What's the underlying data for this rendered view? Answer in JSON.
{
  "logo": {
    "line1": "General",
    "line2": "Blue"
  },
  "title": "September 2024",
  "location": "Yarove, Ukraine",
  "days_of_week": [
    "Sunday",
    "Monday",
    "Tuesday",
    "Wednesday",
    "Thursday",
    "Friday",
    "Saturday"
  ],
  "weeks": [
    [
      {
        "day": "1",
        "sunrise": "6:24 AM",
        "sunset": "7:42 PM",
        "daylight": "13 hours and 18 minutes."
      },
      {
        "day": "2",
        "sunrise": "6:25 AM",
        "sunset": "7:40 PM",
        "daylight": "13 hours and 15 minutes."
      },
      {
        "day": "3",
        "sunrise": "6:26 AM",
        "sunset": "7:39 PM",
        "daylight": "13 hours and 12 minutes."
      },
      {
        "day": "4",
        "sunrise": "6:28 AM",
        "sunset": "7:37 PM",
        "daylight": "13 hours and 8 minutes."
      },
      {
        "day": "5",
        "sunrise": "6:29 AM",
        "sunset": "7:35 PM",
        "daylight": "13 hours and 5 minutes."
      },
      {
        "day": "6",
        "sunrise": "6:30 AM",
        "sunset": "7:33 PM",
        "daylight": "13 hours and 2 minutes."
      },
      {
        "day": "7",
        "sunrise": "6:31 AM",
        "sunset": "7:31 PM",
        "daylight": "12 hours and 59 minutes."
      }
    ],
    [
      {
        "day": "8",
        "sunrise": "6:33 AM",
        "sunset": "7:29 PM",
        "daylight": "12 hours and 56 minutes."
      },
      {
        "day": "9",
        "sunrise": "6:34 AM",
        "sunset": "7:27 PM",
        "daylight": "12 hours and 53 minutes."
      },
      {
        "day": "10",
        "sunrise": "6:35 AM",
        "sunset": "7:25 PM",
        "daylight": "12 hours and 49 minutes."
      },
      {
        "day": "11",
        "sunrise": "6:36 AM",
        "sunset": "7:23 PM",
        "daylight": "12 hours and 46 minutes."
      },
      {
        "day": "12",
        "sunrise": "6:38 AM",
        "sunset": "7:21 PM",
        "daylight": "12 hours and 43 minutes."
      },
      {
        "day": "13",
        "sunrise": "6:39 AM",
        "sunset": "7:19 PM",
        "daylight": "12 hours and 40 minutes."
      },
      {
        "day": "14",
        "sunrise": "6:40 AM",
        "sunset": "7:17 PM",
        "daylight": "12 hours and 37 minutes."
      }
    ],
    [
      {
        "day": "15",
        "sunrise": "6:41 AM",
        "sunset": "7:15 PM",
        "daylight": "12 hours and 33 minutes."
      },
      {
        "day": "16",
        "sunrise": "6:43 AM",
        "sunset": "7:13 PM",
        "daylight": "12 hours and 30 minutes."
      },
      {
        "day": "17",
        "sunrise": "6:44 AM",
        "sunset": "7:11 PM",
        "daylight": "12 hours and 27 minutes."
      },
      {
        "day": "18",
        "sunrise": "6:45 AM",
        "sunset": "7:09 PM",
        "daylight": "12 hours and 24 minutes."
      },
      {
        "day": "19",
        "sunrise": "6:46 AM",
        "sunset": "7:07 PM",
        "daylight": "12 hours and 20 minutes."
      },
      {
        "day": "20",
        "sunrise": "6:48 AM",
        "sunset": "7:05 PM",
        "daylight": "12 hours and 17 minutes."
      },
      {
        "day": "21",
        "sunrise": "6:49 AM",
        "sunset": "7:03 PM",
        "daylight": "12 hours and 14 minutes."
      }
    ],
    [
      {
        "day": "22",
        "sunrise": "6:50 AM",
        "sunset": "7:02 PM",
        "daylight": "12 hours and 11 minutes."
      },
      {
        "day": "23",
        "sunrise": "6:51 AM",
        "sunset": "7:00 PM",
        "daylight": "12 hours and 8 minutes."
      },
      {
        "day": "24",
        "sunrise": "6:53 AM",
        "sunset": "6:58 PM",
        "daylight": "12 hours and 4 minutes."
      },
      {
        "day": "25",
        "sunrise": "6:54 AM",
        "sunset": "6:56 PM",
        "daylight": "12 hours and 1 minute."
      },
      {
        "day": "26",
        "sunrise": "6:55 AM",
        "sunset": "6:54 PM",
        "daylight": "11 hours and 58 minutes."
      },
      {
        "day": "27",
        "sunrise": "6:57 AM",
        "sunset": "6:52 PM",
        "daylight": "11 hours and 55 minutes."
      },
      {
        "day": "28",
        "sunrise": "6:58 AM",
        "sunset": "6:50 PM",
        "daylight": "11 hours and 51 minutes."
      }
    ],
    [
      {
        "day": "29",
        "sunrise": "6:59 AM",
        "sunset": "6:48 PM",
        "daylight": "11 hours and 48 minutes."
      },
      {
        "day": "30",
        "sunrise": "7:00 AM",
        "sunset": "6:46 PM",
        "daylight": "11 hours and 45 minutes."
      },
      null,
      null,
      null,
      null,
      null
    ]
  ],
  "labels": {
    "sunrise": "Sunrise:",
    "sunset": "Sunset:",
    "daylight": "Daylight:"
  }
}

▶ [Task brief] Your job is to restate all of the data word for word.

▶ [Solved problem]
What's the underlying data for this rendered view? Answer in JSON.
{
  "logo": {
    "line1": "General",
    "line2": "Blue"
  },
  "title": "September 2024",
  "location": "Yarove, Ukraine",
  "days_of_week": [
    "Sunday",
    "Monday",
    "Tuesday",
    "Wednesday",
    "Thursday",
    "Friday",
    "Saturday"
  ],
  "weeks": [
    [
      {
        "day": "1",
        "sunrise": "6:24 AM",
        "sunset": "7:42 PM",
        "daylight": "13 hours and 18 minutes."
      },
      {
        "day": "2",
        "sunrise": "6:25 AM",
        "sunset": "7:40 PM",
        "daylight": "13 hours and 15 minutes."
      },
      {
        "day": "3",
        "sunrise": "6:26 AM",
        "sunset": "7:39 PM",
        "daylight": "13 hours and 12 minutes."
      },
      {
        "day": "4",
        "sunrise": "6:28 AM",
        "sunset": "7:37 PM",
        "daylight": "13 hours and 8 minutes."
      },
      {
        "day": "5",
        "sunrise": "6:29 AM",
        "sunset": "7:35 PM",
        "daylight": "13 hours and 5 minutes."
      },
      {
        "day": "6",
        "sunrise": "6:30 AM",
        "sunset": "7:33 PM",
        "daylight": "13 hours and 2 minutes."
      },
      {
        "day": "7",
        "sunrise": "6:31 AM",
        "sunset": "7:31 PM",
        "daylight": "12 hours and 59 minutes."
      }
    ],
    [
      {
        "day": "8",
        "sunrise": "6:33 AM",
        "sunset": "7:29 PM",
        "daylight": "12 hours and 56 minutes."
      },
      {
        "day": "9",
        "sunrise": "6:34 AM",
        "sunset": "7:27 PM",
        "daylight": "12 hours and 53 minutes."
      },
      {
        "day": "10",
        "sunrise": "6:35 AM",
        "sunset": "7:25 PM",
        "daylight": "12 hours and 49 minutes."
      },
      {
        "day": "11",
        "sunrise": "6:36 AM",
        "sunset": "7:23 PM",
        "daylight": "12 hours and 46 minutes."
      },
      {
        "day": "12",
        "sunrise": "6:38 AM",
        "sunset": "7:21 PM",
        "daylight": "12 hours and 43 minutes."
      },
      {
        "day": "13",
        "sunrise": "6:39 AM",
        "sunset": "7:19 PM",
        "daylight": "12 hours and 40 minutes."
      },
      {
        "day": "14",
        "sunrise": "6:40 AM",
        "sunset": "7:17 PM",
        "daylight": "12 hours and 37 minutes."
      }
    ],
    [
      {
        "day": "15",
        "sunrise": "6:41 AM",
        "sunset": "7:15 PM",
        "daylight": "12 hours and 33 minutes."
      },
      {
        "day": "16",
        "sunrise": "6:43 AM",
        "sunset": "7:13 PM",
        "daylight": "12 hours and 30 minutes."
      },
      {
        "day": "17",
        "sunrise": "6:44 AM",
        "sunset": "7:11 PM",
        "daylight": "12 hours and 27 minutes."
      },
      {
        "day": "18",
        "sunrise": "6:45 AM",
        "sunset": "7:09 PM",
        "daylight": "12 hours and 24 minutes."
      },
      {
        "day": "19",
        "sunrise": "6:46 AM",
        "sunset": "7:07 PM",
        "daylight": "12 hours and 20 minutes."
      },
      {
        "day": "20",
        "sunrise": "6:48 AM",
        "sunset": "7:05 PM",
        "daylight": "12 hours and 17 minutes."
      },
      {
        "day": "21",
        "sunrise": "6:49 AM",
        "sunset": "7:03 PM",
        "daylight": "12 hours and 14 minutes."
      }
    ],
    [
      {
        "day": "22",
        "sunrise": "6:50 AM",
        "sunset": "7:02 PM",
        "daylight": "12 hours and 11 minutes."
      },
      {
        "day": "23",
        "sunrise": "6:51 AM",
        "sunset": "7:00 PM",
        "daylight": "12 hours and 8 minutes."
      },
      {
        "day": "24",
        "sunrise": "6:53 AM",
        "sunset": "6:58 PM",
        "daylight": "12 hours and 4 minutes."
      },
      {
        "day": "25",
        "sunrise": "6:54 AM",
        "sunset": "6:56 PM",
        "daylight": "12 hours and 1 minute."
      },
      {
        "day": "26",
        "sunrise": "6:55 AM",
        "sunset": "6:54 PM",
        "daylight": "11 hours and 58 minutes."
      },
      {
        "day": "27",
        "sunrise": "6:57 AM",
        "sunset": "6:52 PM",
        "daylight": "11 hours and 55 minutes."
      },
      {
        "day": "28",
        "sunrise": "6:58 AM",
        "sunset": "6:50 PM",
        "daylight": "11 hours and 51 minutes."
      }
    ],
    [
      {
        "day": "29",
        "sunrise": "6:59 AM",
        "sunset": "6:48 PM",
        "daylight": "11 hours and 48 minutes."
      },
      {
        "day": "30",
        "sunrise": "7:00 AM",
        "sunset": "6:46 PM",
        "daylight": "11 hours and 45 minutes."
      },
      null,
      null,
      null,
      null,
      null
    ]
  ],
  "labels": {
    "sunrise": "Sunrise:",
    "sunset": "Sunset:",
    "daylight": "Daylight:"
  }
}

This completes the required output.